Harvard researchers find that fewer consumers are using credit cards because government regulations are making it harder for them to open credit card accounts in the first place.
The Consumer Financial Protection Bureau (CFPB) will hold a field hearing today to discuss arbitration. It seems as if the CFPB has engaged the same PR strategist that was used by the FCC last July.
The U.S. District Court for the Eastern District of North Carolina recently rejected a defendant’s arguments that its contract with the plaintiff did not allow revocation of prior express consent under the TCPA, and that the defendant’s telephone communication system was not an “automatic telephone dialing system.”
Another ARM firm is caught in the “no-win” scenario of including so-called 1099(c) disclosures in a letter to a consumer. Many financial institutions are requiring ARM firms to include 1099(c) disclosures in their initial letters to consumers. It is not clear from the pleadings whether the client in this case mandated that their agency include the language in the letter sent to the Plaintiff. But, if so, companies like this defendant are put in an untenable position.
As part of an ongoing investigation, Propublica published a lengthy article by Paul Kiel titled For Nebraska’s Poor, Get Sick and Get Sued. The article discusses the practice of use of litigation to collect delinquent healthcare accounts in the State of Nebraska. It is clear that Mr. Kiel spent a considerable amount of time researching the story before publication. The story is less than flattering to the debt collection industry.
Data can be accurate, but without context it could mislead. That was the message former CFPB Senior Advisor Jim McCarthy delivered to industry attendees of last week’s insideARM Larger Market Participant Summit in Washington, D.C. The CFPB cares about data and accuracy, McCarthy noted, but it is not pairing collections complaint data with necessary context […]
This case provides interesting perspective on how a settlement was apparently reached fairly quickly and efficiently in a TCPA case. Also of note is the fairly broad definition of the Settlement Class.
This article previously appeared on The Consumer Finance Litigation Blog and is republished here with permission. Florida’s Third District Court of Appeal retreated from one of its most unpopular opinions this morning. The Third DCA surprised many with its original ruling in Deutsche Bank Trust Company Americas v. Beauvais¸ 3D14-575 when it split with the Fourth District Court […]

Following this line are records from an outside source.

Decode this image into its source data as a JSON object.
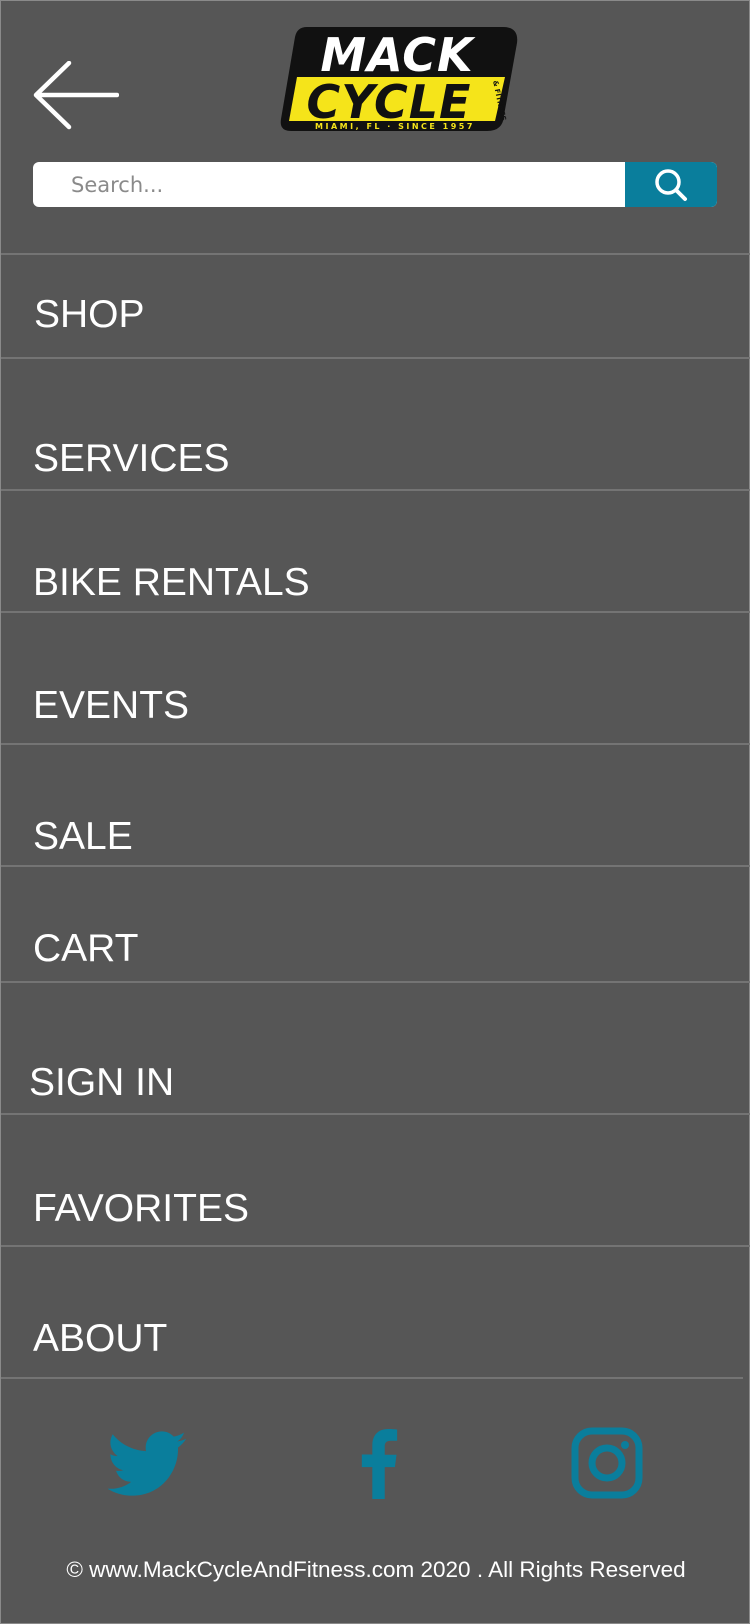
{
  "header": {
    "back_icon": "arrow-left-icon",
    "logo": {
      "line1": "MACK",
      "line2": "CYCLE",
      "side_text": "& FITNESS",
      "tagline": "MIAMI, FL · SINCE 1957"
    }
  },
  "search": {
    "placeholder": "Search...",
    "value": "",
    "button_icon": "search-icon"
  },
  "nav": {
    "items": [
      {
        "label": "SHOP"
      },
      {
        "label": "SERVICES"
      },
      {
        "label": "BIKE RENTALS"
      },
      {
        "label": "EVENTS"
      },
      {
        "label": "SALE"
      },
      {
        "label": "CART"
      },
      {
        "label": "SIGN IN"
      },
      {
        "label": "FAVORITES"
      },
      {
        "label": "ABOUT"
      }
    ]
  },
  "social": {
    "icons": [
      "twitter-icon",
      "facebook-icon",
      "instagram-icon"
    ]
  },
  "footer": {
    "text": "© www.MackCycleAndFitness.com 2020 . All Rights Reserved"
  },
  "colors": {
    "background": "#555555",
    "accent": "#0a7e9c",
    "logo_yellow": "#f5e41a",
    "text": "#ffffff"
  }
}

Is the online lending industry growing up? One fintech CEO suggested as much last week at LendIt 2016, the online lending industry’s big annual conference in San Francisco. And that maturity may well rest on the industry’s ability to confront collections and regulation.
On April 7, 2016 a Judge for the US District Court, Eastern District of Texas, granted a motion for Summary Judgment against a Dallas-based debt collector, Commercial Recovery Systems, Inc. (CRS), and its owner Timothy L. Ford, in an FTC enforcement action. The behavior that was identified is appalling. If true, how it developed and continued is beyond belief.